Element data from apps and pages
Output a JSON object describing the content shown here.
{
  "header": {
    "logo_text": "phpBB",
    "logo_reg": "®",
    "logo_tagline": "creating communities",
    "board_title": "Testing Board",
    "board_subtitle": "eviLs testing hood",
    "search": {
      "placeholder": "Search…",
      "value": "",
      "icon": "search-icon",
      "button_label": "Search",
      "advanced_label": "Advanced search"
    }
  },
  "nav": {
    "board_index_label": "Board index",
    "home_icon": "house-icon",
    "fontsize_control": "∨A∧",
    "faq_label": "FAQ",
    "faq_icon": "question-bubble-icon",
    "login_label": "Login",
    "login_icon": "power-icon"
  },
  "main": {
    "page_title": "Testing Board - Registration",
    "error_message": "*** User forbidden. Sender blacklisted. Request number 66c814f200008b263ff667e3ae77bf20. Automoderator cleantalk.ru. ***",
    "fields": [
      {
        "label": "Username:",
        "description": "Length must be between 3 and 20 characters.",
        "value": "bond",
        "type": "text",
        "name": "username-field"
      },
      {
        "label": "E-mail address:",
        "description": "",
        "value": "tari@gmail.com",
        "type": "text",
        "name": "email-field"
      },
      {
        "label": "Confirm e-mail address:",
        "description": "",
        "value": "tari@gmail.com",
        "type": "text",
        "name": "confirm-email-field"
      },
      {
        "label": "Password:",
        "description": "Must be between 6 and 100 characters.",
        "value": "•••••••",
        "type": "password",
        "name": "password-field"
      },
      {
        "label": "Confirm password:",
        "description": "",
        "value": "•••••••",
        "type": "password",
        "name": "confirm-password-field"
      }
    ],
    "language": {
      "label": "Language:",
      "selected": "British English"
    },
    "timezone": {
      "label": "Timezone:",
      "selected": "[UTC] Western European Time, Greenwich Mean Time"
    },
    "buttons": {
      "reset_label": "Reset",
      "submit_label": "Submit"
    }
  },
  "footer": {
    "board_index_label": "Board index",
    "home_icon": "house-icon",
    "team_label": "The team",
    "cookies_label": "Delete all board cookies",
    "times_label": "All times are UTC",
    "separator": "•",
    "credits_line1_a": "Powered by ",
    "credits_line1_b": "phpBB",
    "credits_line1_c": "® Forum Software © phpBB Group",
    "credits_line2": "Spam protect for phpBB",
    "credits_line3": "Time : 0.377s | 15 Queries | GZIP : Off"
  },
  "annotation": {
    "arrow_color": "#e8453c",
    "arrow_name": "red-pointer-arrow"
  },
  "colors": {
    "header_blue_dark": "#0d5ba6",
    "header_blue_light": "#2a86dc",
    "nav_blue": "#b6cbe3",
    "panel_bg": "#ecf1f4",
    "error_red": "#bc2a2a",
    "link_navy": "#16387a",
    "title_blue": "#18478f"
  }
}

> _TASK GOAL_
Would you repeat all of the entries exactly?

> _RESPONSE TO THE TASK_
Output a JSON object describing the content shown here.
{
  "header": {
    "logo_text": "phpBB",
    "logo_reg": "®",
    "logo_tagline": "creating communities",
    "board_title": "Testing Board",
    "board_subtitle": "eviLs testing hood",
    "search": {
      "placeholder": "Search…",
      "value": "",
      "icon": "search-icon",
      "button_label": "Search",
      "advanced_label": "Advanced search"
    }
  },
  "nav": {
    "board_index_label": "Board index",
    "home_icon": "house-icon",
    "fontsize_control": "∨A∧",
    "faq_label": "FAQ",
    "faq_icon": "question-bubble-icon",
    "login_label": "Login",
    "login_icon": "power-icon"
  },
  "main": {
    "page_title": "Testing Board - Registration",
    "error_message": "*** User forbidden. Sender blacklisted. Request number 66c814f200008b263ff667e3ae77bf20. Automoderator cleantalk.ru. ***",
    "fields": [
      {
        "label": "Username:",
        "description": "Length must be between 3 and 20 characters.",
        "value": "bond",
        "type": "text",
        "name": "username-field"
      },
      {
        "label": "E-mail address:",
        "description": "",
        "value": "tari@gmail.com",
        "type": "text",
        "name": "email-field"
      },
      {
        "label": "Confirm e-mail address:",
        "description": "",
        "value": "tari@gmail.com",
        "type": "text",
        "name": "confirm-email-field"
      },
      {
        "label": "Password:",
        "description": "Must be between 6 and 100 characters.",
        "value": "•••••••",
        "type": "password",
        "name": "password-field"
      },
      {
        "label": "Confirm password:",
        "description": "",
        "value": "•••••••",
        "type": "password",
        "name": "confirm-password-field"
      }
    ],
    "language": {
      "label": "Language:",
      "selected": "British English"
    },
    "timezone": {
      "label": "Timezone:",
      "selected": "[UTC] Western European Time, Greenwich Mean Time"
    },
    "buttons": {
      "reset_label": "Reset",
      "submit_label": "Submit"
    }
  },
  "footer": {
    "board_index_label": "Board index",
    "home_icon": "house-icon",
    "team_label": "The team",
    "cookies_label": "Delete all board cookies",
    "times_label": "All times are UTC",
    "separator": "•",
    "credits_line1_a": "Powered by ",
    "credits_line1_b": "phpBB",
    "credits_line1_c": "® Forum Software © phpBB Group",
    "credits_line2": "Spam protect for phpBB",
    "credits_line3": "Time : 0.377s | 15 Queries | GZIP : Off"
  },
  "annotation": {
    "arrow_color": "#e8453c",
    "arrow_name": "red-pointer-arrow"
  },
  "colors": {
    "header_blue_dark": "#0d5ba6",
    "header_blue_light": "#2a86dc",
    "nav_blue": "#b6cbe3",
    "panel_bg": "#ecf1f4",
    "error_red": "#bc2a2a",
    "link_navy": "#16387a",
    "title_blue": "#18478f"
  }
}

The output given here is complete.